The History of Pancakes

Pancakes are ancient food. The word pancakes appears in print as early as 1430. Pancakes may have been around since Neolithic humans domesticated einkorn wheat, ground it into flour mixed with bird’s egg and goat’s milk and poured the batter on a heated rock. 

It happened before there were pans and long before ovens. The ancient cooks dropped a little gruel on a hot rock of campfire, resulting in thin cakes that were tastier than plain gruel or cakes cooked directly in the embers of the fire.

Perhaps because of this ancient lineage, pancakes are associated with rituals in many countries – Shrove Tuesday, Candlemas, and Chanukah to name a few.

From these rudimentary beginnings sprang a vast array of bread and pancakes, but the two were originally the same.

The ancient Greeks used griddles to cook a flat loaf drizzled with honey called ‘kreion’ and cakes of soft cheese.

The Romans as revealed in the cookbook by Apicius made dishes similar to modern pancakes.

Medieval pancakes, frequently made batter from barley or rye and lacking leavening, were relatively heavy affairs. They were quite different from contemporary fluffy or tender versions.

Pancake Day is another name for Shrive Tuesday, from the custom of eating pancakes on this day, still generally observed.

Shrive is an old Saxon word, of which shrove is a corruption and signifies confession.

The custom of dining on pancakes on Shrove Tuesday is of Roman Catholic origin that on the day when all rejoiced alike in the forgiveness of their sins, all should feast alike on the same simple dish. The pancakes were prepared, denoted by the ringing of the ‘pancake bell’ from the church tower.

Pancakes are an essential part of a classic American breakfast. One of George Washington’s breakfast foods were pancakes that were literally drenched in maple syrup. He would plunge each piece of his pancake under the syrup, sopping it good before he ate it. 

Pancakes somehow evolved to be exclusively Sunday morning or overnight-guest breakfast fare. Since they are easy to make and there are so many different ways to prepare them, pancakes are a favorite hearty food to cook for a crowd.

The first colonial settlers were taught by local Native American to make griddlecakes from Rhode Island Narragansett maize. These griddlecakes soon became a staple, known among the settlers as johnnycakes.

Pancakes prevailed as the household bread in homes with no ovens, only an open hearth.

Pancakes from around the Globe
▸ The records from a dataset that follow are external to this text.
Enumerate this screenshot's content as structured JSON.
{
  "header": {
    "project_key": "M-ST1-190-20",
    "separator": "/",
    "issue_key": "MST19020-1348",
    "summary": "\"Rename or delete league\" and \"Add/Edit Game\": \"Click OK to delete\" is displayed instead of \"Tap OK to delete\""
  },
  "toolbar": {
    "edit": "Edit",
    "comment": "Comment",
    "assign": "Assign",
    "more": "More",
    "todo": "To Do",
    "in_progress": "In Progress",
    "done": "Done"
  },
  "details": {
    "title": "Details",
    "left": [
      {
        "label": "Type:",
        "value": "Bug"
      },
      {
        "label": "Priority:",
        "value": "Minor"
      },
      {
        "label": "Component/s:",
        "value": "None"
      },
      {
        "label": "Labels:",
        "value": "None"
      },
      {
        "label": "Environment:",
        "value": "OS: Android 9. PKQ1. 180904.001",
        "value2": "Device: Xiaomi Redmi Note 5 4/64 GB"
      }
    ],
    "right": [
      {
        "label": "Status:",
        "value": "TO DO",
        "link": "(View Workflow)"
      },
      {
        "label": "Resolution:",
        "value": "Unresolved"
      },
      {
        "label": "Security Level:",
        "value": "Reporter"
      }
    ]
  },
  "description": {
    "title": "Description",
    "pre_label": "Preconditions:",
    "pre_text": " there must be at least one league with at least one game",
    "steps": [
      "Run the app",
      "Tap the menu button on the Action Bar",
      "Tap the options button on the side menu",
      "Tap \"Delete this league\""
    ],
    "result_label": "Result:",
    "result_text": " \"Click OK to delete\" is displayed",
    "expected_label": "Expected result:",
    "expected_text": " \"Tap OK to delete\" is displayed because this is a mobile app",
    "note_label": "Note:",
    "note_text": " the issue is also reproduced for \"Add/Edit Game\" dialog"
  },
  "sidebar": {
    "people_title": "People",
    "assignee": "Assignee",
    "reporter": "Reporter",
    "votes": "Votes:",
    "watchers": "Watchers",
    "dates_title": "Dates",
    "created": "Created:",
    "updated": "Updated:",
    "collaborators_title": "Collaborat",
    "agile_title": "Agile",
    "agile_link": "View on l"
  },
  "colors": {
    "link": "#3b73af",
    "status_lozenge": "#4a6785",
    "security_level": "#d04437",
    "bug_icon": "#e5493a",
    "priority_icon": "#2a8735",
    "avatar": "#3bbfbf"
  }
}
There is a style of pancake associated with almost every culture around the world.

Here are some you may be familiar with.

They all differ slightly from the pancakes we know in the UK, but all are formed from similar ingredients and cooked and prepared in a similar fashion.


Russia…….                             Blinis


Greece……                            Tiganites    


Hungary…..                           Palacsinta  


India………..                           Rava Dosa


Austria……                            Wein Palatschinken


America…                            Flapjacks or Johnny Cakes


France……                             Crepes Suzette  (originally created for the Prince of Wales)


China……..                            Scallion Pancakes (reported to be the forerunner of the                                               modern day pizza, taken back to Italy by Marco Polo)


Japan………                          Okonomiyaki


Iceland……                           Ponnukka  


Korea……..                            Jeon


Poland…..                             Syrniki


South America…                 Cachapas



and New Zealand…             Pikelets


The list appears to be  endless, as each culture has adapted many variations of the humble pancake, both nationally and regionally and though they have developed throughout the centuries, they all stem from the same basic ingredients.